Whenever a line below holds the word "this", copy that line.
══ RECORD EXTRACTS ══
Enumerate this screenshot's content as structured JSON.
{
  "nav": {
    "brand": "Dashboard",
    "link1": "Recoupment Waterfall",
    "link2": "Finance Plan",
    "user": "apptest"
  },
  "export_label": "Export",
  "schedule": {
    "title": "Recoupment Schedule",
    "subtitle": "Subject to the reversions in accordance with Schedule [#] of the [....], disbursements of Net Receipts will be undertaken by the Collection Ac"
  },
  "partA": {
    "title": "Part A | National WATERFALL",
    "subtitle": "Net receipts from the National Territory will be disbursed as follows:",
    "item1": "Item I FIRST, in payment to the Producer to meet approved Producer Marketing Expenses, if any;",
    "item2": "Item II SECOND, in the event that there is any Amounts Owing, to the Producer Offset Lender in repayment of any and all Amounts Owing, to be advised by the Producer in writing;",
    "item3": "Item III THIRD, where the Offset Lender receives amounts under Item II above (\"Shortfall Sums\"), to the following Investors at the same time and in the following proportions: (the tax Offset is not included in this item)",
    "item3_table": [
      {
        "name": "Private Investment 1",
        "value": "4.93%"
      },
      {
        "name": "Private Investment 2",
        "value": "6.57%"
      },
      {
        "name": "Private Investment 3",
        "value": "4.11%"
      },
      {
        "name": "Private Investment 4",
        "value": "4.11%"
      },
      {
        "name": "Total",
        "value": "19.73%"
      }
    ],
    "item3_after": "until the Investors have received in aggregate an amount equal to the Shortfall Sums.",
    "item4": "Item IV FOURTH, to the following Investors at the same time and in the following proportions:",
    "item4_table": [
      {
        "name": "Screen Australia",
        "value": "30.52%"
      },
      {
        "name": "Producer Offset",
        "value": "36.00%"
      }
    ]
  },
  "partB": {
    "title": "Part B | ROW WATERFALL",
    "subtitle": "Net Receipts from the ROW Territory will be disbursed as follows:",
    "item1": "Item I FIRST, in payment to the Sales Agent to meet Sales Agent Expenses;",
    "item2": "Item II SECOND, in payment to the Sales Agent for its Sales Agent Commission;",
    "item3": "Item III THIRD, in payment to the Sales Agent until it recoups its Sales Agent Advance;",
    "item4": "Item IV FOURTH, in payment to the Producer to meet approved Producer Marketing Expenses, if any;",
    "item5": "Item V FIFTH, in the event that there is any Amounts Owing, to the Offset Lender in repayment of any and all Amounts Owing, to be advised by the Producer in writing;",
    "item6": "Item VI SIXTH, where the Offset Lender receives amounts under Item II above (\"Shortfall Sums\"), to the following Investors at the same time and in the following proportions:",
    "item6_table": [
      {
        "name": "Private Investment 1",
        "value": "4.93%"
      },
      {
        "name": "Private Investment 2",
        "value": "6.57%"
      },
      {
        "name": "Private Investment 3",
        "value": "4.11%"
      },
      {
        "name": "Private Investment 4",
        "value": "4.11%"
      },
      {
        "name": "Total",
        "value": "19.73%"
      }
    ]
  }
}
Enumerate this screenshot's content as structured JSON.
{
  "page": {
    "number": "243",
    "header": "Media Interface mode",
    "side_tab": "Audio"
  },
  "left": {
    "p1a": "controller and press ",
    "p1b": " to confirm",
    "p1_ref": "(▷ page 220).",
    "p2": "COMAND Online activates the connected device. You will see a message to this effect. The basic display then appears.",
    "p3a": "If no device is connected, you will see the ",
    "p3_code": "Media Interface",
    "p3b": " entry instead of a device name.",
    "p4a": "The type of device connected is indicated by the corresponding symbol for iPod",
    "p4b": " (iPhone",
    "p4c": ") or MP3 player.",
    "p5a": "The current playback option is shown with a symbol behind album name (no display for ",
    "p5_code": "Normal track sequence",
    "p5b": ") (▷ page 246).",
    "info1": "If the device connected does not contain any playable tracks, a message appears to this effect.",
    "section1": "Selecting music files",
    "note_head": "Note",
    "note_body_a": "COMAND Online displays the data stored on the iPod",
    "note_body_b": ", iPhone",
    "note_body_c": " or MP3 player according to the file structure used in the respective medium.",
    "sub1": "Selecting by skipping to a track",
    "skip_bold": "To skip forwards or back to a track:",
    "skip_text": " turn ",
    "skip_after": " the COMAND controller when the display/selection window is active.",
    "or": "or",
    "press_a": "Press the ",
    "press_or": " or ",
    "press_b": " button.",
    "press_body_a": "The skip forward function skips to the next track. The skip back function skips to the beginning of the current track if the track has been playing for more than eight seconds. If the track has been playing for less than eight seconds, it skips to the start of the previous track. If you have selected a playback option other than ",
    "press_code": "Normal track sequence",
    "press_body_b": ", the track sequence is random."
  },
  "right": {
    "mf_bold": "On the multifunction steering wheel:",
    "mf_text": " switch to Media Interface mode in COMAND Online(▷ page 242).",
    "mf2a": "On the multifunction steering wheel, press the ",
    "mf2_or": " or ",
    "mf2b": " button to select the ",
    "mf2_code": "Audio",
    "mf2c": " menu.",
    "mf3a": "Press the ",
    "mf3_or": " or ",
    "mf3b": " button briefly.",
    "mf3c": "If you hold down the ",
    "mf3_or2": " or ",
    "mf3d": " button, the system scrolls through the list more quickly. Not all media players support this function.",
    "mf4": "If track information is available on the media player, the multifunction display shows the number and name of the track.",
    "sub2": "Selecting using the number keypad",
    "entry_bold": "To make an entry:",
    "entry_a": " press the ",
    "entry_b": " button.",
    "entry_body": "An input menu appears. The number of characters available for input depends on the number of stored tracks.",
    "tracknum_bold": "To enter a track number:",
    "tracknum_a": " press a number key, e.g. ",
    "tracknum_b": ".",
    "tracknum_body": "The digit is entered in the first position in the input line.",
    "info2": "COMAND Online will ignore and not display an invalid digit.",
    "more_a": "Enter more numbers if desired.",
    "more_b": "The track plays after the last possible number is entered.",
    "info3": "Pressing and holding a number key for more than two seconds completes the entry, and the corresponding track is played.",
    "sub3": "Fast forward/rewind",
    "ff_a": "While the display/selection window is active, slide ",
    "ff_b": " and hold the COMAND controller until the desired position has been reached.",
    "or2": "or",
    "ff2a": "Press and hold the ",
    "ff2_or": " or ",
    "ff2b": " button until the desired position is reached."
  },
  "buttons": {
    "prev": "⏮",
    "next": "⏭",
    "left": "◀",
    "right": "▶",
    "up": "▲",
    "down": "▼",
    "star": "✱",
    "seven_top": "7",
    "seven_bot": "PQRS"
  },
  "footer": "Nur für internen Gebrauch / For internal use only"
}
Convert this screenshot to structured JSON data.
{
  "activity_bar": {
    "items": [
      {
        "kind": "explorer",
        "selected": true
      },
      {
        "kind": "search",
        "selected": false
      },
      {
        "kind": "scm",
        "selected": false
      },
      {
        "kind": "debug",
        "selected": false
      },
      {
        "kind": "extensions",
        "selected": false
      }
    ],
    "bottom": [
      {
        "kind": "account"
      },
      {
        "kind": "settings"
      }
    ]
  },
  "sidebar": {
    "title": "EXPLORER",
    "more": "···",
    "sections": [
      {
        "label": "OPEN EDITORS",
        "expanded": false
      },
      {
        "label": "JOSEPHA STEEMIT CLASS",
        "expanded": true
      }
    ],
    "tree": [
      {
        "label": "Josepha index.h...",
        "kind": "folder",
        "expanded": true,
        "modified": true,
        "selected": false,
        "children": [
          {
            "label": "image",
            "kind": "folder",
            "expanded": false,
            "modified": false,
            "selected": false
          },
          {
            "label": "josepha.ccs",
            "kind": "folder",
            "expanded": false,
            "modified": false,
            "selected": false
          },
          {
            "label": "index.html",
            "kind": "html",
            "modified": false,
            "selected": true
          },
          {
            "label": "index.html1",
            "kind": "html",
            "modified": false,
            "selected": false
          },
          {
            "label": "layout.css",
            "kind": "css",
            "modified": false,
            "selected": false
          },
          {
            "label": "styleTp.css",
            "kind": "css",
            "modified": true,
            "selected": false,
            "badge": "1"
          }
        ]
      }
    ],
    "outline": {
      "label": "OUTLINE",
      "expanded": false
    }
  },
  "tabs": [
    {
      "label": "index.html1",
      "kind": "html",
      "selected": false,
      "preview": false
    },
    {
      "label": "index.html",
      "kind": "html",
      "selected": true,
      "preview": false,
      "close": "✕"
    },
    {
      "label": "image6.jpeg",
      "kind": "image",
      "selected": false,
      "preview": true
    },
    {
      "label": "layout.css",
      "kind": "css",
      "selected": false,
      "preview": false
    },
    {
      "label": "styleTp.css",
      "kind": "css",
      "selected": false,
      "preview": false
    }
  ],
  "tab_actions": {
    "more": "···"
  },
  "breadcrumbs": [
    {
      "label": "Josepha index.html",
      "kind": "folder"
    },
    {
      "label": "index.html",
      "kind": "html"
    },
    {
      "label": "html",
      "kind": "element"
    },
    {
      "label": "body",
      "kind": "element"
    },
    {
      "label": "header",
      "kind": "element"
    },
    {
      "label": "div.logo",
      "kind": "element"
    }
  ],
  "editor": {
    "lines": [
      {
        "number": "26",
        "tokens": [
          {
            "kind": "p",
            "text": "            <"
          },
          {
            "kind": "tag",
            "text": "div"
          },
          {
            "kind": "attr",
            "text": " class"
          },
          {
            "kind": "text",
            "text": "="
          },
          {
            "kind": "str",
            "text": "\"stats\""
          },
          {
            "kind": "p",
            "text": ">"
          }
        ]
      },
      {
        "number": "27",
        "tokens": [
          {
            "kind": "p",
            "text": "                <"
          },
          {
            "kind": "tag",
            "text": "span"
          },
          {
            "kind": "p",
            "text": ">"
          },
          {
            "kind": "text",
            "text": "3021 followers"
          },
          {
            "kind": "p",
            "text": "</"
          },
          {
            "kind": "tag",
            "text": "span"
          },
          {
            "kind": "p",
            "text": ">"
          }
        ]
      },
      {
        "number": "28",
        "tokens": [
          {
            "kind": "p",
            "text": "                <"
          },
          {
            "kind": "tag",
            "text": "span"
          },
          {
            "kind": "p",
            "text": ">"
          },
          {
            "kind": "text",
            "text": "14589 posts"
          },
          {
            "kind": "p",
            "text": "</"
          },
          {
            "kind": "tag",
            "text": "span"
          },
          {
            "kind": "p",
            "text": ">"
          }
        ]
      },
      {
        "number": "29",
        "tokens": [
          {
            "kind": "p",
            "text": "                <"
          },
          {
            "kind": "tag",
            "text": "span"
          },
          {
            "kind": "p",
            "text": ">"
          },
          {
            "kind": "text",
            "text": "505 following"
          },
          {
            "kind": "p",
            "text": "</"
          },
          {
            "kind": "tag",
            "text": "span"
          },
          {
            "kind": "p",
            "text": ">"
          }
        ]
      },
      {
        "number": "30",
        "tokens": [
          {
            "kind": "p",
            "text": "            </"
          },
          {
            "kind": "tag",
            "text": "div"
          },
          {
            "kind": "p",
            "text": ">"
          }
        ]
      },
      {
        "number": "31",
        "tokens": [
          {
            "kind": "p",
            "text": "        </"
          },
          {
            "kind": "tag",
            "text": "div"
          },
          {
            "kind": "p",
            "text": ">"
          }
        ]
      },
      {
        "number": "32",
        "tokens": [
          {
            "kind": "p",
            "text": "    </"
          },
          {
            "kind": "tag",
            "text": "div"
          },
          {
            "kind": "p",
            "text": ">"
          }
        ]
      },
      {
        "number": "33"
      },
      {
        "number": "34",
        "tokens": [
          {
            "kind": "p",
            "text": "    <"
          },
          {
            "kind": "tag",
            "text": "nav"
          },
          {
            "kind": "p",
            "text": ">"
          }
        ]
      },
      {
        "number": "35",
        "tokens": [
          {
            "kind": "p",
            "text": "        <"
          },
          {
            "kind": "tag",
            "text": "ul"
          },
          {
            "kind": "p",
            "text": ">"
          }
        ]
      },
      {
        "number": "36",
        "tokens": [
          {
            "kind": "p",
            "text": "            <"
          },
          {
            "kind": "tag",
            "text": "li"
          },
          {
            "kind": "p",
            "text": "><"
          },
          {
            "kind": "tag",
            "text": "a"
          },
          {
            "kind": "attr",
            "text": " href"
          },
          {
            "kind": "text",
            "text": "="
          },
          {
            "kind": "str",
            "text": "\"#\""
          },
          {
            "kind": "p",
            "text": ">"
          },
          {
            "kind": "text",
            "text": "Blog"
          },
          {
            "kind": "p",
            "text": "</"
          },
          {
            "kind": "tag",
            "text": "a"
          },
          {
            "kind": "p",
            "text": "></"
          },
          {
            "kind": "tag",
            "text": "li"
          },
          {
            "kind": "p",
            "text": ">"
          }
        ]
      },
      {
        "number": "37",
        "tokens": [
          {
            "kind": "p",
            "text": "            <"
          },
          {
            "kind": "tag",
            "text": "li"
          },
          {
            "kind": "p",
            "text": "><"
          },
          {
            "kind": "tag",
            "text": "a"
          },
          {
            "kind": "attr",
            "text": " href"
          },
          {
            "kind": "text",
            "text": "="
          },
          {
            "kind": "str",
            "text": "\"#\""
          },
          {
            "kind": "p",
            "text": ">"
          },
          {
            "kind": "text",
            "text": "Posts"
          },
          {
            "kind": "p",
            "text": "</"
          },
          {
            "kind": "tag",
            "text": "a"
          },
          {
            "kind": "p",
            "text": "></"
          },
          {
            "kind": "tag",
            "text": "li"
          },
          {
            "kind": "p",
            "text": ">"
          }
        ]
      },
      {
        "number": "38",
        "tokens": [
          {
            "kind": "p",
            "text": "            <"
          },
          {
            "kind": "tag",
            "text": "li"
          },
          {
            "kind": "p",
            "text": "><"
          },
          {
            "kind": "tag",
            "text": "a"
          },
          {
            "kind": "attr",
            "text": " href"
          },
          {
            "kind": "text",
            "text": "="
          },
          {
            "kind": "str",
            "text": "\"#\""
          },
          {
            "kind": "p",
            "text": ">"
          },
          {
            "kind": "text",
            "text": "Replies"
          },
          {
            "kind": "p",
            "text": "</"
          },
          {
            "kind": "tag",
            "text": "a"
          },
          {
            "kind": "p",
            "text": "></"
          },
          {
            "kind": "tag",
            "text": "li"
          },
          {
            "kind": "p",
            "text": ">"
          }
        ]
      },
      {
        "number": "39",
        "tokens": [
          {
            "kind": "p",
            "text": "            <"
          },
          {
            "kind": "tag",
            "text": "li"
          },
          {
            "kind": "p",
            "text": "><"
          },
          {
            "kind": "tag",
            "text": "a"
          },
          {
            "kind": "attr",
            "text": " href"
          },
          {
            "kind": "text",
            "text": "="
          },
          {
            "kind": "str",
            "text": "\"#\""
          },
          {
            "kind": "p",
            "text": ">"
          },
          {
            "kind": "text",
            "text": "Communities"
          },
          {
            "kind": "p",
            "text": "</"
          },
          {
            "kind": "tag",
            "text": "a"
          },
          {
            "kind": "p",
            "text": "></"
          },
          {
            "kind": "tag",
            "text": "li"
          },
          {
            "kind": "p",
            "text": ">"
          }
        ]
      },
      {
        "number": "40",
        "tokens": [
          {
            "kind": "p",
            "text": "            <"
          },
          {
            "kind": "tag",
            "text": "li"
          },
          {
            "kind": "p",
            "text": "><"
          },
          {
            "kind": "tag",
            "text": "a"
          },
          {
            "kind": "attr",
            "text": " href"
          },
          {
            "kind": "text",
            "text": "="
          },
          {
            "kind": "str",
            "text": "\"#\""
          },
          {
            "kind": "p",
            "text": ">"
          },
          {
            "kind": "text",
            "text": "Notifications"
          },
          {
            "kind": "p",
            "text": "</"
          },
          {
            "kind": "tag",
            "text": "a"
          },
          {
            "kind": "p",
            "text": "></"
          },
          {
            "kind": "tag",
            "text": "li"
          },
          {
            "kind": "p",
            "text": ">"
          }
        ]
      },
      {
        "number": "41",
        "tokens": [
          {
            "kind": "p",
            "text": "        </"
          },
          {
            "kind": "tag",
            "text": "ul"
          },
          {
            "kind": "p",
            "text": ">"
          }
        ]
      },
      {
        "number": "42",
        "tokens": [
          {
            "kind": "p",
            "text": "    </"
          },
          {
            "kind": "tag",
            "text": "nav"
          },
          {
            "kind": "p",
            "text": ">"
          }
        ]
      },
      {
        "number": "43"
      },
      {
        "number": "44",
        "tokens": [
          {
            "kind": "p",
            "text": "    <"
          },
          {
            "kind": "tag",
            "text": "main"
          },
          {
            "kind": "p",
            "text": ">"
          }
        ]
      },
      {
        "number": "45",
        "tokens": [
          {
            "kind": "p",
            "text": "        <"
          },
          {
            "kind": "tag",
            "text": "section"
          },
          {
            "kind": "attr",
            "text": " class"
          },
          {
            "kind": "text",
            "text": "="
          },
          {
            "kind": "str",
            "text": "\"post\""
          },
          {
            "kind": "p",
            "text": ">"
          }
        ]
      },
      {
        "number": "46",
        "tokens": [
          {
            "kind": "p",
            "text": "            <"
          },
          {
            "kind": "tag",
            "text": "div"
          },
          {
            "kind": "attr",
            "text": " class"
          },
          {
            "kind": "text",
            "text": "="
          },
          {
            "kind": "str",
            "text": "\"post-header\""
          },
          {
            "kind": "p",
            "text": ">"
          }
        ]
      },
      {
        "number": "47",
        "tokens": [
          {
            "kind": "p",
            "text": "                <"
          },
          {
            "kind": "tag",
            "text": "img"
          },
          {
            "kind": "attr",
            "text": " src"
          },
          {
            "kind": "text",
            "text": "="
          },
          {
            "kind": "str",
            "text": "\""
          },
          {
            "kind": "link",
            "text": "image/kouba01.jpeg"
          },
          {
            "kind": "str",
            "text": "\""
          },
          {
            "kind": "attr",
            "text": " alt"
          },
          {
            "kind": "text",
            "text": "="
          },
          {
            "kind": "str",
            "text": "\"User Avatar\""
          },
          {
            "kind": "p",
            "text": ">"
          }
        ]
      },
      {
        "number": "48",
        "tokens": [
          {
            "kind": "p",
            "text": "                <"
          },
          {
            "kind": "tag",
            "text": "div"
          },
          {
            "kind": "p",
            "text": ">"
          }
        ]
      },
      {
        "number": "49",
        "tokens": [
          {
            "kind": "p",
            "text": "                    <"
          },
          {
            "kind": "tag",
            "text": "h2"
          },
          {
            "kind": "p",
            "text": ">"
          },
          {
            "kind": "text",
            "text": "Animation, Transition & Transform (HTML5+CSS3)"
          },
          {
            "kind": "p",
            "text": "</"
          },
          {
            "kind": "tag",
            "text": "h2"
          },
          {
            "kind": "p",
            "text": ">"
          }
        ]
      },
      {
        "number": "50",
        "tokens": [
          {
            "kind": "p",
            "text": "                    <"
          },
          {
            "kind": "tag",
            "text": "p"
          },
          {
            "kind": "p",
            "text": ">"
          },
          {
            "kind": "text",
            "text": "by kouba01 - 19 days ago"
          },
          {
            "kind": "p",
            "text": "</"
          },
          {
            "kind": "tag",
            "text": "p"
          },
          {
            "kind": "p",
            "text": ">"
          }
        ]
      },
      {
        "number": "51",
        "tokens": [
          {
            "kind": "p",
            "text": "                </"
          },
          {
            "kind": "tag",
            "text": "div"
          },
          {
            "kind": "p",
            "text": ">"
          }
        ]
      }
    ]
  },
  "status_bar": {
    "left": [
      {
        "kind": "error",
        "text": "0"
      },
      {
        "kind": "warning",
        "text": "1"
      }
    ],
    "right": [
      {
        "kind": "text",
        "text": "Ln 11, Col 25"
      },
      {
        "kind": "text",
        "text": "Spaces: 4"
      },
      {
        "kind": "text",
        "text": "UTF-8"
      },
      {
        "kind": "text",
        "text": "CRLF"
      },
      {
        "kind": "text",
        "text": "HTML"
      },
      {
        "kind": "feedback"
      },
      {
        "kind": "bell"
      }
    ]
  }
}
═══
**EXERCISE RESULT**
Enumerate this screenshot's content as structured JSON.
    "item3": "Item III THIRD, where the Offset Lender receives amounts under Item II above (\"Shortfall Sums\"), to the following Investors at the same time and in the following proportions: (the tax Offset is not included in this item)",
Enumerate this screenshot's content as structured JSON.
    "p2": "COMAND Online activates the connected device. You will see a message to this effect. The basic display then appears.",
    "info1": "If the device connected does not contain any playable tracks, a message appears to this effect.",
    "mf3d": " button, the system scrolls through the list more quickly. Not all media players support this function.",
Convert this screenshot to structured JSON data.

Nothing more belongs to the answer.